# Interaction Forces between Colloidal Particles in Liquid: Theory and Experiment

## Overview

•  Yuncheng Liang, Nidal Hilal, Paul Langston, and Victor Starov, Advances in Colloid and Interface Science 134-135, 151-166 (2007).
• Keywords: van der Waals Forces, Electric Double Layer Forces, Solvation Forces, Hydrophobic Forces, Steric Forces, Atomic Force Microscopy, Surface Forces Apparatus

## Summary

This is a review article summarizing the major findings and contributions of 158 publications. Many of the major contributions to this field were made very recently. This review article includes information on the theories of colloidal interaction forces, experiments testing them, and the historical development/breakthroughs in the field.

Timeline: 1941 Derjaguin and Landau publish first big paper leading to DLVO theory 1948 Verwey and Overbeek publish second big paper contributing to DLVO theory 1956 Lifshitz Theory 1964 Derjaguin experimental discovery of an extra repulsive force 1978 First accurate macroscopic surface measurements Israelachivili and Adams (SFA) 1991 AFM adapted for a colloidal particle tapping on a solid surface

5 forces: 1) van der Waals Forces

Equation 1 Interaction energy between two spheres:

$V_A(D)=-\frac{A_H}{6}\left(\frac{2a^2}{D^2+4aD}+\frac{2a^2}{(D+2a)^2}+ln\left(1-\frac{4a^2}{(D+2a)^2}\right)\right)$

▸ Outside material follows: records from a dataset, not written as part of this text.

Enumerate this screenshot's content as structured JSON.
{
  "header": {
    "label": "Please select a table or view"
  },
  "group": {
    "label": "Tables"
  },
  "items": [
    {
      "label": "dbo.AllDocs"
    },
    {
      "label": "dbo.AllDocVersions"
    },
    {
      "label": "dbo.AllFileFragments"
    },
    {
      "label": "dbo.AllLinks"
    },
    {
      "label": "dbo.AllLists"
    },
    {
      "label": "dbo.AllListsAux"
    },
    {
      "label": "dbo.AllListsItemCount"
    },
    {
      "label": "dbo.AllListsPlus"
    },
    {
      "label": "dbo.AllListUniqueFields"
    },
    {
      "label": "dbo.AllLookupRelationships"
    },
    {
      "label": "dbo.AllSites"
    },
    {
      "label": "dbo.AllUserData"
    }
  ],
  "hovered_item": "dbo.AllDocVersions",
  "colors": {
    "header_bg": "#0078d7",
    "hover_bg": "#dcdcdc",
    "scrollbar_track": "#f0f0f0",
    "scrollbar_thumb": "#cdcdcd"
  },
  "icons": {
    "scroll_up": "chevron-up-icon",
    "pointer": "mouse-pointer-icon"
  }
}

$A_H$= Hamaker Constant $a$= Sphere Radius $D=$ Interparticle Distance

2) Electric Double Layer Forces

$V_R=\frac{128\pi a_1 a_2 n_\infty kT}{(a_1+a_2)\kappa^2} \gamma_1 \gamma_2 e^{(-\kappa h)}$

3) Solvation Forces

4) Hydrophobic Forces

5) Steric Forces

The second half of this review article discusses experimental evidence for or against the above five forces. There are still open questions in this field because some of the experimental evidence does not agree with the current theories.

## Soft Matter Details

Surface Properties:

The topic of this review article falls under the major field of colloidal science within soft matter. The forces between colloidal particles are due to surface properties and solvent properties which are important in both applied physics and chemistry. Understanding interparticle forces helps us understand the stability of colloids (when the particles will stay dispersed compared to when they will aggregate and sediment). The small distances between particles which are interesting in colloidal science draw out interesting questions about when the continuum treatment of a solvent breaks down.

Experimental Methods:

The main experimental techniques focused on in this article are atomic force microscopy and using the surface forces apparatus. Both tools measure very small forces between two surfaces only nanometers apart.

History:

How much does knowing the historical development of science help us in doing current research? This review article presents theories in the context of when they were discovered. Particularly in the context of such new work (since 1940), I think it could be very useful to understand the chronology of the work in the field. Not only does knowing the history help you understand the motivations behind developments, but it also gives a good frame of reference when reading other works from within the same time period.